OS grid reference:- SE 135 375
Saltaire, a World Heritage Site, is a Victorian model village by the River Aire and the Leeds and Liverpool Canal in Bradford.
Saltaire was constructed in 1851 by Sir Titus Salt, a leading industrialist in the Yorkshire woollen industry and designed by the architects Henry Lockwood and Richard Mawson.
The village's name is a combination of the founder's surname and the River Aire. Salt moved his business from Bradford to the site near Shipley to arrange his workers and to site his large textile mill by the Leeds and Liverpool Canal and the railway.
UNESCO designated the vilage a World Heritage Site by UNESCO in December 2001. The village has survived remarkably complete, Salt's Mill closed in February 1996, the building now houses a David Hockney gallery and a selection of shops, restaurants and cafes.
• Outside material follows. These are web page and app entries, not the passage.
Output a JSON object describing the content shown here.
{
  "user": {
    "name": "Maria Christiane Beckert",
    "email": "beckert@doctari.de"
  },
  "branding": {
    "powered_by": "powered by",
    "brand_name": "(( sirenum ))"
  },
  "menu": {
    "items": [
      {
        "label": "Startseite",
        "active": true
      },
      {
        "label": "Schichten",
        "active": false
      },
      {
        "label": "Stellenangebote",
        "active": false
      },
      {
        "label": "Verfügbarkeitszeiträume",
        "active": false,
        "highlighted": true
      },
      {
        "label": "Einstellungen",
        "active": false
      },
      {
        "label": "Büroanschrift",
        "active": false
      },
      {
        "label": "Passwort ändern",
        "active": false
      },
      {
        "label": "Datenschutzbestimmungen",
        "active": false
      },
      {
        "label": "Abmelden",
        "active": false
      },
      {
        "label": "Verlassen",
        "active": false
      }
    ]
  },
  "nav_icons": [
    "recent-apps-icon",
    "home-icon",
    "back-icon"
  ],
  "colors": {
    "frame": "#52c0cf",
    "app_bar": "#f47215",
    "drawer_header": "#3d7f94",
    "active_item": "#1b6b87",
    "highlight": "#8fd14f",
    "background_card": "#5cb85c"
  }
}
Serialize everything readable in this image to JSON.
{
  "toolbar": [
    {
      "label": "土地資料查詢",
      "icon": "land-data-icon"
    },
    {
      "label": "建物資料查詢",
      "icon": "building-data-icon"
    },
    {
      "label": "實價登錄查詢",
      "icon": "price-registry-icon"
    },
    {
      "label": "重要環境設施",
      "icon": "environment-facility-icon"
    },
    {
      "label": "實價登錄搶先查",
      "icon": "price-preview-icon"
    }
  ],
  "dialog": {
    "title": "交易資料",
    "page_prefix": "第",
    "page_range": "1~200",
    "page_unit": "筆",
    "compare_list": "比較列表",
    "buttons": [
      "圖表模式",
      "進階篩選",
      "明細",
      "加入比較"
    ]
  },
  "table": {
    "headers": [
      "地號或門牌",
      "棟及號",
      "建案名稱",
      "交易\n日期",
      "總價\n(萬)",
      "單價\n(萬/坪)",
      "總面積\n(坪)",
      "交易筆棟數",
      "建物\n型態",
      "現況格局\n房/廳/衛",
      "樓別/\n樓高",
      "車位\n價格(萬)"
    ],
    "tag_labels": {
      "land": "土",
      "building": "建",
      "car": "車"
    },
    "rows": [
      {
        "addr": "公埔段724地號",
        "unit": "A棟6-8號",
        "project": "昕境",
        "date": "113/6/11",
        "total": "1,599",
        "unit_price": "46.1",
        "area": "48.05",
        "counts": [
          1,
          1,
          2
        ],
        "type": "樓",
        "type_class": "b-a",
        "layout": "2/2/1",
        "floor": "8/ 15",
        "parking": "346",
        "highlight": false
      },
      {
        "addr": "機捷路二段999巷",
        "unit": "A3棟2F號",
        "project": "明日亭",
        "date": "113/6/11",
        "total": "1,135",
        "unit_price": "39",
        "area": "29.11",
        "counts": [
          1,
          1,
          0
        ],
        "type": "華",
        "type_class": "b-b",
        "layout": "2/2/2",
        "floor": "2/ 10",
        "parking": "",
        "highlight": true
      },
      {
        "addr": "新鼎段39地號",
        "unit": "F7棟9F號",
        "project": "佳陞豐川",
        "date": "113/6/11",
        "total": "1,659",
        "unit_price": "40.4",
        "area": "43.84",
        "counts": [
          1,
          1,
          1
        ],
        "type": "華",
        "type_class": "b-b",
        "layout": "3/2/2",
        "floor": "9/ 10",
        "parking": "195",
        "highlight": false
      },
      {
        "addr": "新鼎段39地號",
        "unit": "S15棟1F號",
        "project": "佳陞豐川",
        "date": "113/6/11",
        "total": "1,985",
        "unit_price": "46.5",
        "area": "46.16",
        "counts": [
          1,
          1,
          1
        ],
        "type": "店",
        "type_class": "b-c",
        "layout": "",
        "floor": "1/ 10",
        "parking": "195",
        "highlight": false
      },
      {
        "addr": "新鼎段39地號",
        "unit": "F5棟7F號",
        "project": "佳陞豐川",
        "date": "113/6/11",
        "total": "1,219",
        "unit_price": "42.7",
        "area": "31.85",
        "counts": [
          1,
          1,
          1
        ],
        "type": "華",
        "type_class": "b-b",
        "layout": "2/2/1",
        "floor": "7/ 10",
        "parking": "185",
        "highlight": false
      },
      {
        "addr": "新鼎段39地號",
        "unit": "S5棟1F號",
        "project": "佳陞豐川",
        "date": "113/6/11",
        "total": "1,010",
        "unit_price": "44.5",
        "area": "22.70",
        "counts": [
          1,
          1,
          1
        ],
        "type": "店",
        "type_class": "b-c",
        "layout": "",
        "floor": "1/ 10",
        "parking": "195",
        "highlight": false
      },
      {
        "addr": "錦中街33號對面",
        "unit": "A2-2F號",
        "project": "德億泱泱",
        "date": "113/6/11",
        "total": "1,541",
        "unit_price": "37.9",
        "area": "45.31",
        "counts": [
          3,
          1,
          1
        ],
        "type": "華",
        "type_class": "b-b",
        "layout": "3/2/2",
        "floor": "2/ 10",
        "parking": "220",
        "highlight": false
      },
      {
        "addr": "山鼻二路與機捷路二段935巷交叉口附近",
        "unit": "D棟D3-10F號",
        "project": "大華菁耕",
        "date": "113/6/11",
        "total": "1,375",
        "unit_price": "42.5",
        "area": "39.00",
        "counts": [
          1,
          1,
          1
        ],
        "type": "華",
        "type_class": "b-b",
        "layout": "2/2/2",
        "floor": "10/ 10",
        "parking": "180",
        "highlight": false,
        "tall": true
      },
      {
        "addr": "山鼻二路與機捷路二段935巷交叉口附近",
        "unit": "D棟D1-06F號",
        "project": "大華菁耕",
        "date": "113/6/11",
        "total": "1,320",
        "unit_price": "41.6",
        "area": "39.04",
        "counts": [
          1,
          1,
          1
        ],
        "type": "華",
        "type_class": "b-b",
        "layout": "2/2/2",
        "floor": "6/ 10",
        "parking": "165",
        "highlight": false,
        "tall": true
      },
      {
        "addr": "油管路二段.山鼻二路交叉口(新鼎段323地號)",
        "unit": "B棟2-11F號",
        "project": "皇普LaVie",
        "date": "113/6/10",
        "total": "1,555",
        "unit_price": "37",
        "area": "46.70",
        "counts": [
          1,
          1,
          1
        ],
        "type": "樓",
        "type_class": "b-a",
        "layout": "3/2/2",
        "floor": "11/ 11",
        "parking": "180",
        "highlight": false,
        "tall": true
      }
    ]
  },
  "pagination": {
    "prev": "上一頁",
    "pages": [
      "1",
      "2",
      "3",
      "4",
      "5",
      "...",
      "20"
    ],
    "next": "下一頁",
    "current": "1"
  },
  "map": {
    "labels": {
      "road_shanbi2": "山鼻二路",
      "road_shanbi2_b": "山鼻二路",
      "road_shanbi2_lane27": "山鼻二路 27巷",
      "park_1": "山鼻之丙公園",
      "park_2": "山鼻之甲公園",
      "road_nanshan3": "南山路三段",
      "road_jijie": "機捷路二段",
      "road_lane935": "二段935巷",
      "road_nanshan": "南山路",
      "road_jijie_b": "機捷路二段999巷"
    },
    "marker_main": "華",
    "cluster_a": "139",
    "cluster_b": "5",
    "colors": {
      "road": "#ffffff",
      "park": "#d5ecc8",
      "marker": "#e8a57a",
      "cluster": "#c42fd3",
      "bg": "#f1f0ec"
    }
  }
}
Another noteable building in the village is the United Reformed Church, a Grade I listed building, known as 'a Cathedral of Congregationalism' which is a fine example of Victorian Italianite architecture. The nave has no aisle and on the western end has a semi-circular portico. The portico is topped by a round tower with a clock at each quarter and above that an octagonal array of Corinthian columns with a dome. The columns are decorated with Scagliola, an Italian technique implemented by Mr. Dolan of Manchester. Two ornate chandeliers of ormolu and cut glass hang from the ceiling, of such great weight that additional roof trusses were required to support them.
Victoria Hall, originally known as the Saltaire Institute, is used for meetings and concerts, and houses a Wurlitzer theatre pipe organ.